The fourth quarter of 2018 has so far delivered losses to investors, with the S&P 500 dropping close to 15% since October 1, and the MSCI EAFE Index (representing markets abroad) falling roughly 13% over the same period. Concerned investors looked to governments—and especially central banks—to help calm their fears of a weakening market, as these entities had done so in the past. The Federal Reserve meeting on December 19 was considered significant regarding this point, as the monetary policy of the United States directly and indirectly impacts the economies of many nations abroad.
What Happened at the December 19 Meeting?
As December 19 approached, market participants were hoping the Federal Reserve would see various data points such as the stock market declines, slumping home sales (largely due to higher mortgage rates), and moderating economic growth as enough evidence to not raise interest rates in December. If not that, market consensus seemed as though investors would be accepting of an interest-rate increase followed by commentary on delaying some further increases. Neither of these scenarios occurred, and the Federal Reserve increased interest rates and offered generally little guidance regarding putting off further increases in 2019. The market reaction to this was negative, causing the major market indexes to fall to new multi-month lows.
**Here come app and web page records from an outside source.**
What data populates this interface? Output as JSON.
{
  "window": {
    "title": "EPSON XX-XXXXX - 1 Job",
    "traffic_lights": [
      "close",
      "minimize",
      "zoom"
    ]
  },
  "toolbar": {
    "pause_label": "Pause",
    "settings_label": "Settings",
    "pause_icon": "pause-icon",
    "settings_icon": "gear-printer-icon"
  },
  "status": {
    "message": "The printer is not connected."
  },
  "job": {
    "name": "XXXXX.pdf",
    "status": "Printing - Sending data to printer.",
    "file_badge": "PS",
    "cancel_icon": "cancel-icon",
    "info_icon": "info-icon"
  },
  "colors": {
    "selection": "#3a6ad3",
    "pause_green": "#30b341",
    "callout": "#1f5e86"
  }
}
One of the core philosophies of macroeconomics is that small adjustments in monetary policy (i.e., interest rates) can produce major effects in an economy. Investors are not concerned about rising interest rates alone so much as they are that the Federal Reserve will increase rates at a pace the economy cannot support. There are tools we employ to determine if this is occurring. Among these include various financial conditions indexes, leading economic indicators, yield curve data, and supply-chain data. And, while some of these metrics suggest some potential economic headwinds, none currently suggest the Federal Reserve is making a policy error that could lead to an economic downturn.
Furthermore, despite what the Federal Reserve may project, we don’t believe rates will increase much more throughout 2019. The futures market agrees with this statement, implying a 52% chance that the federal funds rate will be unchanged by the end of next year versus where it stands today.
What This Means for Portfolios:
We currently view the recent decline as a normal correction within an ongoing bull market. We do believe that there will be a shift in leadership next year from “hot” growth stocks into more conservative issues, and we are fine-tuning portfolios to take advantage of this. Otherwise, with our data-driven approach not warning of a recession developing over the near term, we generally view any major asset reallocations unwarranted at this point.